It was only between the station and Gavinia's house that she had been seen, but they searched far afield. Tommy, accompanied by Corp, even sought for her in the Den. Do you remember the long, lonely path between two ragged little dykes that led from the Den to the house of the Painted Lady? It was there that Grizel had lived with her mamma. The two men went down that path, which is oppressed with trees. Elsewhere the night was not dark, but, as they had known so well when they were boys, it is always dark after evenfall in the Double Dykes. That is the legacy of the Painted Lady. Presently they saw the house--scarcely the house, but a lighted window. Tommy remembered the night when as a boy, Elspeth crouching beside him, he had peered in fearfully at that corner window on Grizel and her mamma, and the shuddersome things he had seen. He shuddered at them again.

"Who lives there now?" he asked.

"Nobody. It's toom."

"There is a light."

"Some going-about body. They often tak' bilbie in toom houses, and that door is without a lock; it's keepit close wi' slipping a stick aneath it. Do you mind how feared we used to be at that house?"

"She was never afraid of it."

"It was her hame."

He meant no more than he said, but suddenly they both stopped dead.

"It's no possible," Corp said, as if in answer to a question. "It's no possible," he repeated beseechingly.

"Wait for me here, Corp."

"I would rather come wi' you."

"Wait here!" Tommy said almost fiercely, and he went on alone to that little window. It had needed an effort to make him look in when he was here before, and it needed a bigger effort now. But he looked.

What light there was came from the fire, and whether she had gathered the logs or found them in the room no one ever knew. A vagrant stated afterwards that he had been in the house some days before and left his match-box in it.

By this fire Grizel was crouching. She was comparatively tidy and neat again; the dust was gone from her boots, even. How she had managed to do it no one knows, but you remember how she loved to be neat. Her hands were extended to the blaze, and she was busy talking to herself.
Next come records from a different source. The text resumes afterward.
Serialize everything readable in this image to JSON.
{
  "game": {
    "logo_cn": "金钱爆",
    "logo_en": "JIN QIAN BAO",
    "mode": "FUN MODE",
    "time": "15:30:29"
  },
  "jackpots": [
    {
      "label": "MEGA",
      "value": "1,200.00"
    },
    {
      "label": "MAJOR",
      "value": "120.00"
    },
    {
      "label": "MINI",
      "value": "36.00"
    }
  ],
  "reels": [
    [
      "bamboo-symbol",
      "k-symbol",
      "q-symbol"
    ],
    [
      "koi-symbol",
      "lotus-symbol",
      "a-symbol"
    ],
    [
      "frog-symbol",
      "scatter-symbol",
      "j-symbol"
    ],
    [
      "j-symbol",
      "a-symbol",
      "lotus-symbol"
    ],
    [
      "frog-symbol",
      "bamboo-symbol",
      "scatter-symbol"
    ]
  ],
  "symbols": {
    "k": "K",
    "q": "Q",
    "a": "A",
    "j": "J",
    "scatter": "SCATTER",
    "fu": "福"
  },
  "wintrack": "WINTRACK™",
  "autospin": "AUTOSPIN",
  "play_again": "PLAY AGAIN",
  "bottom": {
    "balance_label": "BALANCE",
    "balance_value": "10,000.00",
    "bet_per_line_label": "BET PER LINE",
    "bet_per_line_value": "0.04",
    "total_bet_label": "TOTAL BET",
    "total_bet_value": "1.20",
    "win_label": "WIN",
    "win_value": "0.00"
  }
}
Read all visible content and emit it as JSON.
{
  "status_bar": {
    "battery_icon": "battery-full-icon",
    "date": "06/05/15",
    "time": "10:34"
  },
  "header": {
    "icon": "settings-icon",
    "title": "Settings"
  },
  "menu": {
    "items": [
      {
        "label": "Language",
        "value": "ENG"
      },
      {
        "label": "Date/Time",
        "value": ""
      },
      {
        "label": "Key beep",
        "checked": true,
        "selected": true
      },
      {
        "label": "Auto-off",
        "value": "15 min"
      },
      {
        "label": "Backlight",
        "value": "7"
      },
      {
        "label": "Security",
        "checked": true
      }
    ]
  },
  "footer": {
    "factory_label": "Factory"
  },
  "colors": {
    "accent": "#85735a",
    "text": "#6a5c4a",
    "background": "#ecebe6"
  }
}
His hand struck the window heavily, and she looked up and saw him. She nodded, and put her finger to her lips as a sign that he must be cautious. She had often, in the long ago, seen her mother signing thus to an imaginary face at the window--the face of the man who never came.

Tommy went into the house, and she was so pleased to see him that she quite simpered. He put his arms round her, and she lay there with a little giggle of contentment. She was in a plot of heat.

"Grizel! Oh, my God!" he said, "why do you look at me in that way?"

She passed her hand across her eyes, like one trying to think.

"I woke up," she said at last. Corp appeared at the window now, and she pointed to him in terror. Thus had she seen her mother point, in the long ago, at faces that came there to frighten her.

"Grizel," Tommy entreated her, "you know who I am, don't you?"

She said his name at once, but her eyes were on the window. "They want to take me away," she whispered.

"But you must come away, Grizel. You must come home."

"This is home," she said. "It is sweet."

After much coaxing, he prevailed upon her to leave. With his arm round her, and a terrible woe on his face, he took her to the doctor's house. She had her hands over her ears all the way. She thought the white river and the mountains and the villages and the crack of whips were marching with her still.